:: Data shown ::
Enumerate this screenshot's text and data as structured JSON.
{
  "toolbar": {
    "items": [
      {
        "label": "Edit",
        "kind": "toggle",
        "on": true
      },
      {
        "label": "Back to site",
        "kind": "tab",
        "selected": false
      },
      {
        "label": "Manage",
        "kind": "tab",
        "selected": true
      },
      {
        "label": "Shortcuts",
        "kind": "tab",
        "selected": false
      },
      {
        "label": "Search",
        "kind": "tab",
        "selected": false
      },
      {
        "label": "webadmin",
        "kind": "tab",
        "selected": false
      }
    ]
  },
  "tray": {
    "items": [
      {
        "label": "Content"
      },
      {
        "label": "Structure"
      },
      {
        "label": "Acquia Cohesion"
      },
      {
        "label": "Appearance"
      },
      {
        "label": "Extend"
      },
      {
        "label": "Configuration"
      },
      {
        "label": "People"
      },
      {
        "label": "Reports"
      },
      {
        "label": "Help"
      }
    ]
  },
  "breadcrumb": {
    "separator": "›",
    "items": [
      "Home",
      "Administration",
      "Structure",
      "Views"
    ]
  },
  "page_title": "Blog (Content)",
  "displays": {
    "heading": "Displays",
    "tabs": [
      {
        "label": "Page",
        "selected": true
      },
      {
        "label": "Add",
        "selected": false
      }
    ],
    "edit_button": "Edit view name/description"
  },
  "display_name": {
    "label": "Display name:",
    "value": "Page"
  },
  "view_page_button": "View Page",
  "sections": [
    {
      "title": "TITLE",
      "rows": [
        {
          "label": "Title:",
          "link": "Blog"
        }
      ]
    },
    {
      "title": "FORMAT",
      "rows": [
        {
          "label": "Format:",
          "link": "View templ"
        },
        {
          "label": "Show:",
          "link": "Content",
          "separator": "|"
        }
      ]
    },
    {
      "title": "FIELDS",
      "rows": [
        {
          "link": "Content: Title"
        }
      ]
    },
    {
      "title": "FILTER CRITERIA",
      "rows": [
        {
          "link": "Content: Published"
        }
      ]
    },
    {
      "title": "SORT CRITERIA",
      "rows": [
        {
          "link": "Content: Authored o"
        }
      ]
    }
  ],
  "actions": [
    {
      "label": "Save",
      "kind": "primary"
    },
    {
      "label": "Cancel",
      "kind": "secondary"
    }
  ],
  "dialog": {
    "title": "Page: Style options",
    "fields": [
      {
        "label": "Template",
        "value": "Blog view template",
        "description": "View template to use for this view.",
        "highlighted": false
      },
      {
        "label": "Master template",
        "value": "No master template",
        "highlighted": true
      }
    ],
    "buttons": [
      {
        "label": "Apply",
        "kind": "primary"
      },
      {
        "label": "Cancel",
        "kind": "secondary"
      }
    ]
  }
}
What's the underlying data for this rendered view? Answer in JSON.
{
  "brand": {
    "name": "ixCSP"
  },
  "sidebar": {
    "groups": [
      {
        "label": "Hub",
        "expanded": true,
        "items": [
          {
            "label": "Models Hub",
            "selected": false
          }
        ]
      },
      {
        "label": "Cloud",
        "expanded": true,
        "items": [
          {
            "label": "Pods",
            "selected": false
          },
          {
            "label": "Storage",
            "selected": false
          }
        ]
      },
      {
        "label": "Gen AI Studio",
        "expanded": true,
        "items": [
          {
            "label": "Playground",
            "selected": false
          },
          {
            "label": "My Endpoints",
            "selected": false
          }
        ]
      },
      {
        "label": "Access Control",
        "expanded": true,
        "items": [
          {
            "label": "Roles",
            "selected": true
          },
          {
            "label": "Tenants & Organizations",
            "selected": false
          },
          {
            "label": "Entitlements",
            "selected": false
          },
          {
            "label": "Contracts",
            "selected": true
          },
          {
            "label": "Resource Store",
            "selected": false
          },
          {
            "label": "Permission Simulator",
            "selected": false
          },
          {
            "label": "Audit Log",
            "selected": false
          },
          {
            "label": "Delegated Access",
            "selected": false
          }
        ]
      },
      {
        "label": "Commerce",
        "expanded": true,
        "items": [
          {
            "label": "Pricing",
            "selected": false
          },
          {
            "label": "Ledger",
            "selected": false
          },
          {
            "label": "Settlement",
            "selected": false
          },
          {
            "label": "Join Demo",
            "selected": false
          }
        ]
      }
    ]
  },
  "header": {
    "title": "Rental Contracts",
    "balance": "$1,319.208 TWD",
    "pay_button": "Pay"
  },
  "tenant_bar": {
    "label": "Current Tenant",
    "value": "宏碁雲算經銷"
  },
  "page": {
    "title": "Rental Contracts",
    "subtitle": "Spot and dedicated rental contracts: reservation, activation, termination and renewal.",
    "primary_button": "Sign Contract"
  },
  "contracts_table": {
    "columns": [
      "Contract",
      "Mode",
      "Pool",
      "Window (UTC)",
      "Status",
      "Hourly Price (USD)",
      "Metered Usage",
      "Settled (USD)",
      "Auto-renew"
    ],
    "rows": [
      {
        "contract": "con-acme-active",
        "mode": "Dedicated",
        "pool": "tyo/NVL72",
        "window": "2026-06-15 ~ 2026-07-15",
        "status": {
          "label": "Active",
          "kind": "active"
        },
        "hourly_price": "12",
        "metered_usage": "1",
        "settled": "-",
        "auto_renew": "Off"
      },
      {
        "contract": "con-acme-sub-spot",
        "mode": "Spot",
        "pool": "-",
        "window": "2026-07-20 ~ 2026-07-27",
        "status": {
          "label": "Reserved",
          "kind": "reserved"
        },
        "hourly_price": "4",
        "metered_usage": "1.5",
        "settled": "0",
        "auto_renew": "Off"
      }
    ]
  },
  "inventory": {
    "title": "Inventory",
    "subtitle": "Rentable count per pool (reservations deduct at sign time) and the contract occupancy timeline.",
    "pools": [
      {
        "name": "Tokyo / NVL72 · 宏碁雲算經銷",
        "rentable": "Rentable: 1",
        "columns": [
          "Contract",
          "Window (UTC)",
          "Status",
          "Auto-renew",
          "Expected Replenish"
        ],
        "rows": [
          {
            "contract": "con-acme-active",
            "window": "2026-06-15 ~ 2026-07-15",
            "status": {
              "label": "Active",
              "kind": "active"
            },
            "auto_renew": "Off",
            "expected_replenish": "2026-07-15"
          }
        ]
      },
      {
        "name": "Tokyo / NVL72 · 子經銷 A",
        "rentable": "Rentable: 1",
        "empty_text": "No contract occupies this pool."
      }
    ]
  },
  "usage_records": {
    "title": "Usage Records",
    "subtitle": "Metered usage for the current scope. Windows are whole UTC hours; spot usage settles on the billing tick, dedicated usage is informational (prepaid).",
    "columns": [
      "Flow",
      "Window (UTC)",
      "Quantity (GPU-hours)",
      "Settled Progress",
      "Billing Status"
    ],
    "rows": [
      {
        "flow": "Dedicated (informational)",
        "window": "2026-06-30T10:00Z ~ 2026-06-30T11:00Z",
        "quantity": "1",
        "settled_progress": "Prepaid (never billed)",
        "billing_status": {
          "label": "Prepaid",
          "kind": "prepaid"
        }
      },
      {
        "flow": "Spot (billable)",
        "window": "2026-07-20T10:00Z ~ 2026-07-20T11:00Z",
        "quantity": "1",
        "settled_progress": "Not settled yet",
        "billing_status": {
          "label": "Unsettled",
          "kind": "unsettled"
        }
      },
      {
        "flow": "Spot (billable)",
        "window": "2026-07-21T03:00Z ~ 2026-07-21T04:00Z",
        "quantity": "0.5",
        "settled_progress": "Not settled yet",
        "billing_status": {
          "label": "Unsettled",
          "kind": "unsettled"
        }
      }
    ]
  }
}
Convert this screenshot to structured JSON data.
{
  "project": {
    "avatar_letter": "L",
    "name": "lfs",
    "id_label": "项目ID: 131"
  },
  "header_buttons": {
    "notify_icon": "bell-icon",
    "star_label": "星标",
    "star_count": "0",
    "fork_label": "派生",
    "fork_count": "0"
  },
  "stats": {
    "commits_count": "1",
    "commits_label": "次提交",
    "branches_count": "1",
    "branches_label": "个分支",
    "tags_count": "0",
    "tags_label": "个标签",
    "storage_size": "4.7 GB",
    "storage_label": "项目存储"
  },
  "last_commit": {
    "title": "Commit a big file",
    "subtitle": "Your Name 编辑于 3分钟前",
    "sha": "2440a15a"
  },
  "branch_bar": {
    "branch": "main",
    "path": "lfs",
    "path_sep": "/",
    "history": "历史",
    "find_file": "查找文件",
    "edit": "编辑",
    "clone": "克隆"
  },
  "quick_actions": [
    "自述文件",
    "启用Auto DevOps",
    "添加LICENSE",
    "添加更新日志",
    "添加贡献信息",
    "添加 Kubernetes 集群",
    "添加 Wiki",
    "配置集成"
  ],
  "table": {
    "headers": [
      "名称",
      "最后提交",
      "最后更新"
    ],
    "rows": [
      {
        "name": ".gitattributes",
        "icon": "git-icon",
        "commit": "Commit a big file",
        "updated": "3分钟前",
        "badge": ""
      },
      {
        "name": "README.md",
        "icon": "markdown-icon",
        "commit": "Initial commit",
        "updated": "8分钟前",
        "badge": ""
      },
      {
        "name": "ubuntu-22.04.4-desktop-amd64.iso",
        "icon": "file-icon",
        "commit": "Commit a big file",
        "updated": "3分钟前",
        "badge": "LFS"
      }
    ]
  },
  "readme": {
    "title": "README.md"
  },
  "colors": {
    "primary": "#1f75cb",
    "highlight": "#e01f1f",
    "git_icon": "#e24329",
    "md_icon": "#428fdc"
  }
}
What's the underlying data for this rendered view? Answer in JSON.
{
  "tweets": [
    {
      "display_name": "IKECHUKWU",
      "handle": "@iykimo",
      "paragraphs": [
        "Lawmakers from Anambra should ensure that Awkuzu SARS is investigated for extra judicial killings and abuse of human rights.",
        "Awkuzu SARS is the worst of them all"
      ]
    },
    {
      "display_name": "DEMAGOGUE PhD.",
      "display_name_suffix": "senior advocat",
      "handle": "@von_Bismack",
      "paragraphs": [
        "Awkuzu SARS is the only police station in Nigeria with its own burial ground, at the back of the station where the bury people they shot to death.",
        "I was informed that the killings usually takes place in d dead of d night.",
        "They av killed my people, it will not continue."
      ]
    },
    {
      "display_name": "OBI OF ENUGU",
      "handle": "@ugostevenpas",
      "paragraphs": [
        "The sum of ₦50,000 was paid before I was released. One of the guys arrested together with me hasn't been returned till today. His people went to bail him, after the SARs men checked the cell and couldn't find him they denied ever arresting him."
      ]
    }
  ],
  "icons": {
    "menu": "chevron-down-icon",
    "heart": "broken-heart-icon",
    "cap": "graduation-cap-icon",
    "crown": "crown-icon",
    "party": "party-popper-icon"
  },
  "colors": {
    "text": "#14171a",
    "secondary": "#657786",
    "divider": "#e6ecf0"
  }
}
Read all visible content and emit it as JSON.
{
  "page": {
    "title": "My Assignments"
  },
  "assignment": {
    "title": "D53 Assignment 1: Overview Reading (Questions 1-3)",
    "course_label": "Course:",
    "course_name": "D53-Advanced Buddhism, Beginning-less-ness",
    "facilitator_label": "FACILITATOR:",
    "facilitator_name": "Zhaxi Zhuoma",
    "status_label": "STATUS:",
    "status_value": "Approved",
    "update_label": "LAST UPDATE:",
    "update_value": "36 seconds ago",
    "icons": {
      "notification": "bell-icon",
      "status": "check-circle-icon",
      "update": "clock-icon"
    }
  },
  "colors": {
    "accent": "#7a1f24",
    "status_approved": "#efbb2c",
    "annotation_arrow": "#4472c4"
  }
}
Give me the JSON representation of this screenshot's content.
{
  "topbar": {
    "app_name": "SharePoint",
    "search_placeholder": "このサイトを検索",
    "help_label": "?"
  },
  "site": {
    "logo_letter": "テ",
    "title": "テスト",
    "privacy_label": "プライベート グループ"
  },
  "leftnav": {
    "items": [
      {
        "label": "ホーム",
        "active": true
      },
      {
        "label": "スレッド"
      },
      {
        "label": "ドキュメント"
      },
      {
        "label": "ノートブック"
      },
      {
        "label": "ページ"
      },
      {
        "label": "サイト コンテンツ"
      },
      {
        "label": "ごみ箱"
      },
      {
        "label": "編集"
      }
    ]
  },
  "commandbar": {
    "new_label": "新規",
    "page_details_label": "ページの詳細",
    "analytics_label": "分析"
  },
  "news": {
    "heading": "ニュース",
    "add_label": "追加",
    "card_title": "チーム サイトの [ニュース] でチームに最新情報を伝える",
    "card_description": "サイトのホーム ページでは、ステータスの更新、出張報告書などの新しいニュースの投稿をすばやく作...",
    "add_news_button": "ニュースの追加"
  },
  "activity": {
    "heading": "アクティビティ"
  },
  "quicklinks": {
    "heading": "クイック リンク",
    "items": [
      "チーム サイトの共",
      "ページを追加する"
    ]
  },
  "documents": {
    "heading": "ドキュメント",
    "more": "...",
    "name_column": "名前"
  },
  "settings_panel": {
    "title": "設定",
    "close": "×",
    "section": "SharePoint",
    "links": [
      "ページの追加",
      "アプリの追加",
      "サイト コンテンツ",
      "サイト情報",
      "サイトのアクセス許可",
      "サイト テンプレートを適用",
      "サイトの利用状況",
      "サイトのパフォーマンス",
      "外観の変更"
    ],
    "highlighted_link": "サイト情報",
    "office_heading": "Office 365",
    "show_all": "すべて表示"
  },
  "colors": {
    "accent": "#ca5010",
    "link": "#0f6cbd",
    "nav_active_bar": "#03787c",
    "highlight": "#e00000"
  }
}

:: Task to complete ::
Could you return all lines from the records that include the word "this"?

:: Result of the task ::
Enumerate this screenshot's text and data as structured JSON.
        "description": "View template to use for this view.",
What's the underlying data for this rendered view? Answer in JSON.
        "empty_text": "No contract occupies this pool."
Convert this screenshot to structured JSON data.
What's the underlying data for this rendered view? Answer in JSON.
Give me the JSON representation of this screenshot's content.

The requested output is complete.